Tara Gonzales, a third- and fourth-grade facilitator (teacher) at SCVi, said the students began learning about ecosystems in October 2022.
“We started from the producers and consumers, what an ecosystem is, and then we worked our way up through the state of California, and what ecosystems we have here,” said Gonzales. “It took a while for us to break down the activity and then of course, they had the fun part, which was creating their projects.”
Each third- and fourth-grade student worked in a group to create their projects.
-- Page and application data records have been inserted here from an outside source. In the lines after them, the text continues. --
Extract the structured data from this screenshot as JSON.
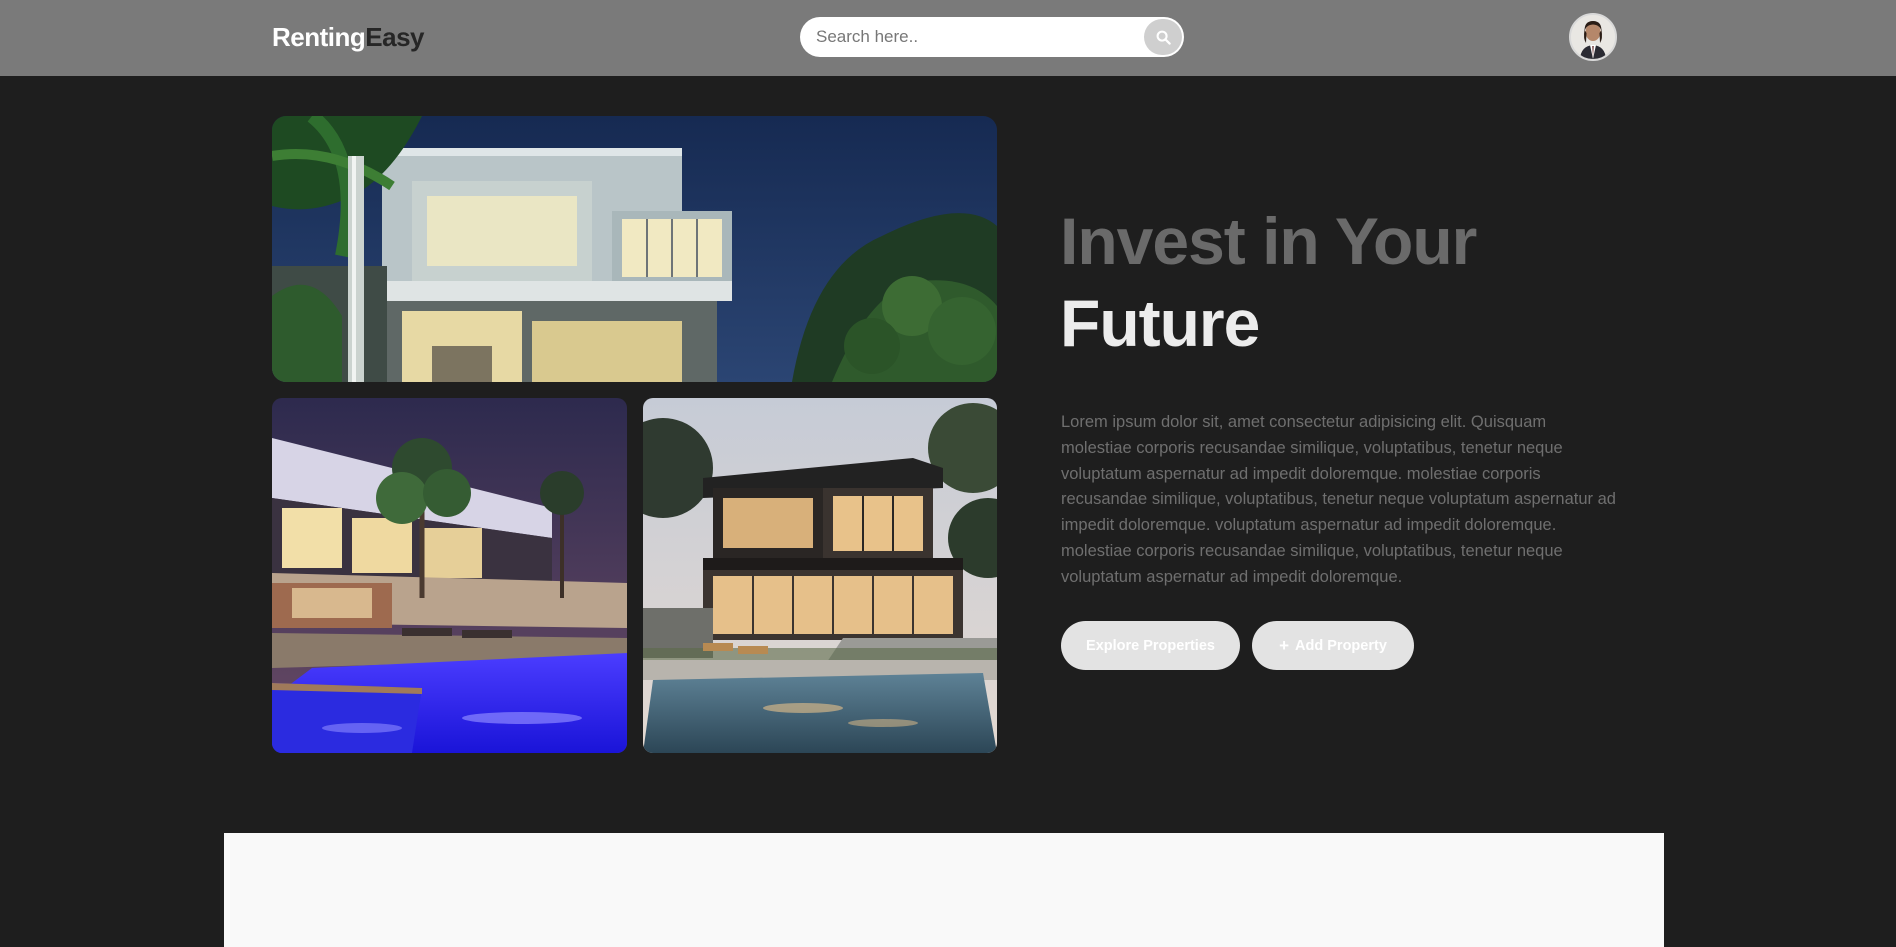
{
  "header": {
    "logo_part1": "Renting",
    "logo_part2": "Easy",
    "search_placeholder": "Search here..",
    "avatar_icon": "user-avatar"
  },
  "hero": {
    "title_line1": "Invest in Your",
    "title_line2": "Future",
    "description": "Lorem ipsum dolor sit, amet consectetur adipisicing elit. Quisquam molestiae corporis recusandae similique, voluptatibus, tenetur neque voluptatum aspernatur ad impedit doloremque. molestiae corporis recusandae similique, voluptatibus, tenetur neque voluptatum aspernatur ad impedit doloremque. voluptatum aspernatur ad impedit doloremque. molestiae corporis recusandae similique, voluptatibus, tenetur neque voluptatum aspernatur ad impedit doloremque.",
    "explore_label": "Explore Properties",
    "add_icon": "+",
    "add_label": "Add Property"
  },
  "colors": {
    "page_bg": "#1e1e1e",
    "header_bg": "#7a7a7a",
    "button_bg": "#e3e3e3",
    "title_muted": "#6a6a6a",
    "title_bright": "#ececec"
  }
}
Their projects were meant to relay the information about the ecosystem and its inhabitants that they learned about, convey a message as to why these ecosystems are important to protect and ask for a donation to help their cause.
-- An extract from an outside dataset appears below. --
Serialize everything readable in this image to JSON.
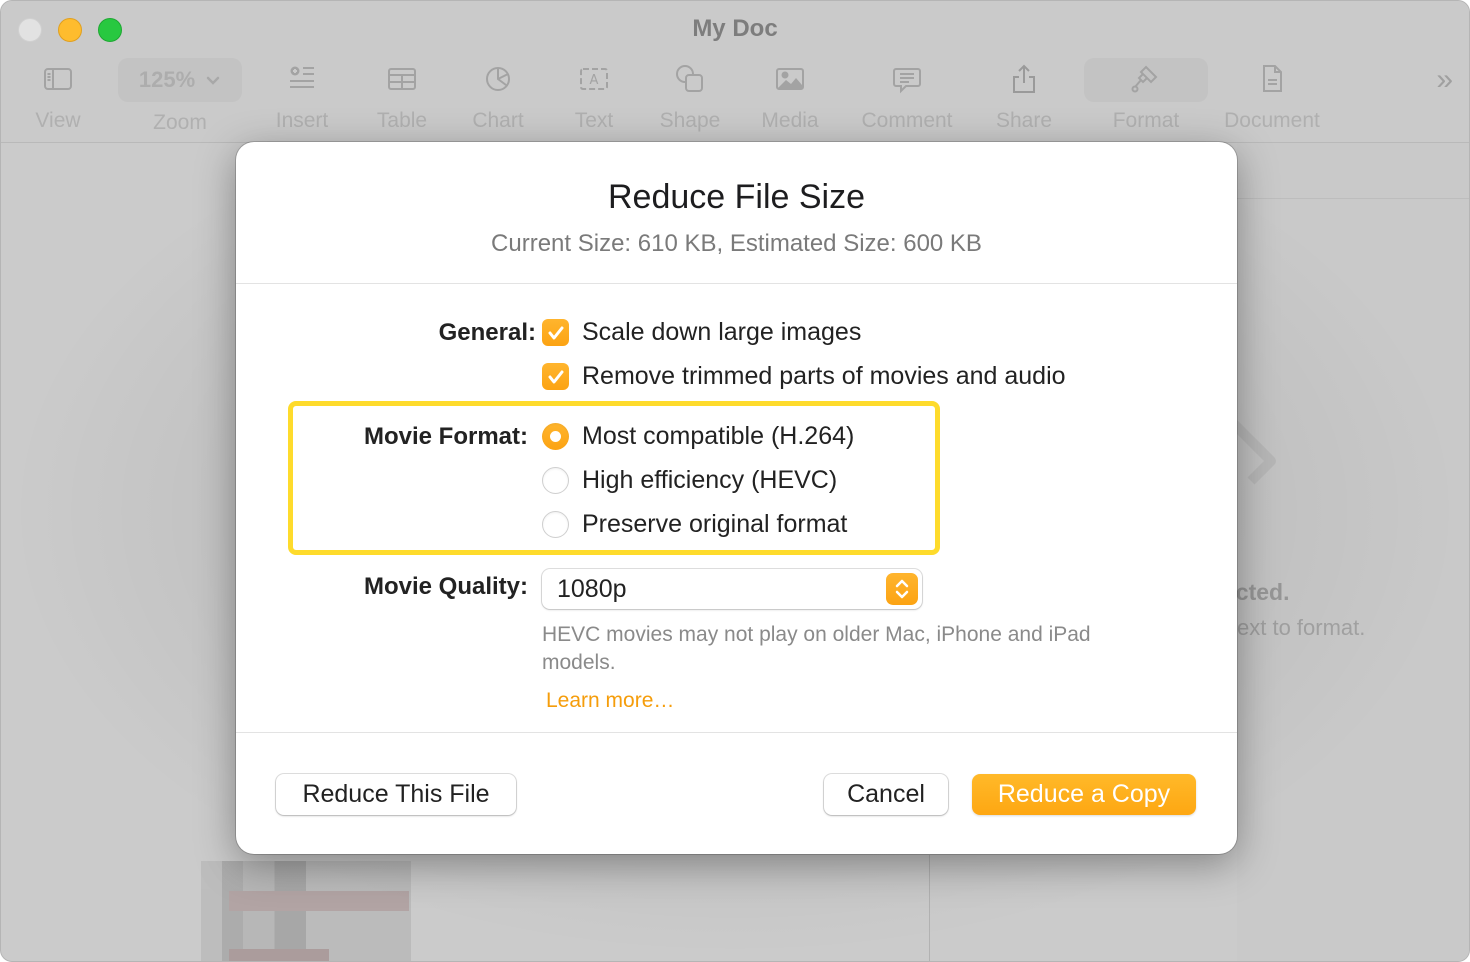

The students’ projects came in many different mediums such as dioramas, fold-out poster boards and painted poster boards.
Attendees were able to walk through the “Ecosystem Museum,” visiting each project and hearing the students’ presentations.
Trule Lopez, a student at SCVi Charter School, said that she was excited to be learning about many different ecosystems.
“I thought we had to only do the forest, so when I heard that we did one of the oceans, I was like, ‘Oh, this is going to be really fun to do,’” said Lopez.
The projects focused on ecosystems such as the desert, Ballona Wetlands, Mojave Desert, marine, shoreline of California and P-22, a mountain lion that inhabited Griffth Park and was euthanized after being struck by a vehicle.
Students gained awareness of the many environmental issues taking place and ways that these issues can be prevented.
“It is important that you throw away your trash,” said Ashlynn Paris, an SCVi Charter School student.
“I can learn and learn about our ocean that you can’t put trash in it,” said Lopez. “It’s just not good for life.”